John followed Kevin toward a mass of people congregating around a makeshift lounging area of a few leather couches and loveseats, which had been oriented against the wall into a semblance of a semi-circle. Someone on the couch to the far right caught John’s eye, but before he could investigate further, Kevin was leading him toward a group of five or six girls.

“Ok,” said Kevin, “Follow my lead.”

Once they had reached the group, Kevin began in a commanding voice, “Excuse me but I need some feminine insight on something.” The girls nodded to show they were listening. “I have this friend who is about to get married in a few months, and his fiancé is stressing out over every detail so much that it’s really putting her on edge. When my friend suggested that maybe she should just relax a little with the wedding plans, she flipped out and said that ever since she was a little girl she had been thinking about her wedding day, and it had to be perfect. Now, is that really true? Do women really think about their wedding day from childhood?”

Kevin was a natural at making casual conversation. His voice seemed to make any topic sound intriguing, but despite his talent, John had not heard half of his spiel.

Instead, he had peered over his shoulder to the girl sitting on the couch to the far right. He had to talk to her. Leaving Kevin with the group of anonymous ladies, he began to walk towards the girl, who sat calmly, legs crossed, her slender fingers gently grasping a modest glass of red wine as though she holding a strand of her own hair—natural elegance.

“Hey… Side Straddle Hop,” called Kevin, “Where you going?”

John ignored Kevin with a wave of his hand.

“Did that guy just call you Side Straddle Hop?”

“Yeah,” John answered, “It’s a nickname I can’t seem to shake off.”

“Well, I like it,” she said, endearingly laughing to herself. She was tall with dark hair, but what he noticed most of all was her killer blue eyes.

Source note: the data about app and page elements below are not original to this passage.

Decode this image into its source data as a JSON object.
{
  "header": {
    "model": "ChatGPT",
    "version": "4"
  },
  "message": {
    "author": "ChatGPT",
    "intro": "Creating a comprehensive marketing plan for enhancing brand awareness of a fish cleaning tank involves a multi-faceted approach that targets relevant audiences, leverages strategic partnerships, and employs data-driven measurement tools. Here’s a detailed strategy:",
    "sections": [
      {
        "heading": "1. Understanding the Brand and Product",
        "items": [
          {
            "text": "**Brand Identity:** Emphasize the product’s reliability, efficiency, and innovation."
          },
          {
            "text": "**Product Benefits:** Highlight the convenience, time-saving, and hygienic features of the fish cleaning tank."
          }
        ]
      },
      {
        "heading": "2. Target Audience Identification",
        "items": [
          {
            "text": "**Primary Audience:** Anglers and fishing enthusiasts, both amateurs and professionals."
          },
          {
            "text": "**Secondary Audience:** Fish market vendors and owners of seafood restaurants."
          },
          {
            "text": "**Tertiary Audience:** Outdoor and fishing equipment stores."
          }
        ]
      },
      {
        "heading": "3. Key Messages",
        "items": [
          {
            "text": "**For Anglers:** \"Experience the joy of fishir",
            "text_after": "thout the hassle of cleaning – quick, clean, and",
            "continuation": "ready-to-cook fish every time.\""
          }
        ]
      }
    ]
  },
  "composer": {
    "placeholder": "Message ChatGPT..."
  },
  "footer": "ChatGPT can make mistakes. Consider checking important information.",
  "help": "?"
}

In an instant of time, the memory of those eyes subsided, and John now peered into the same eyes—the eyes of his wife, the eyes of his children’s mother, the eyes of woman in her final days. They peered up from a bleakly white hospital bed to witness John holding back tears.

“John,” she said, “what’s wrong?”

“Oh, nothing. I was just thinking about the night we first met.”

“Side Straddle Hop,” she said with a smile.

“That’s right.”

Usually, when people say goodbye, they don’t actually mean it. Most of the world’s goodbyes and farewells are simply a matter of courtesy, born out of habit, goodbyes that carry the implication of “until we meet again, my friend.” But as John sat there, holding his wife’s hand in his, he knew that this goodbye would have no farewells to follow.  The next morning, his wife passed away, and though it had been the most difficult experience of his life, John knew a more taxing trial was yet to come—he had to tell their son.

As John approached his five-year-old son, he could not hold back his tears, which seemed to be all that could suffice in expressing the moment.

“Dad?” said his son cautiously.

“Mom…is gone,” he said.

“Is she coming back?”

“No, she’s not. “

He took his son in his arms as the sound of their tears flowed, longing for an answer to the unanswerable. John then saw something. He had never noticed it before. He had never needed to notice before, but there they were, peering at him through salty waters—brilliant blue eyes.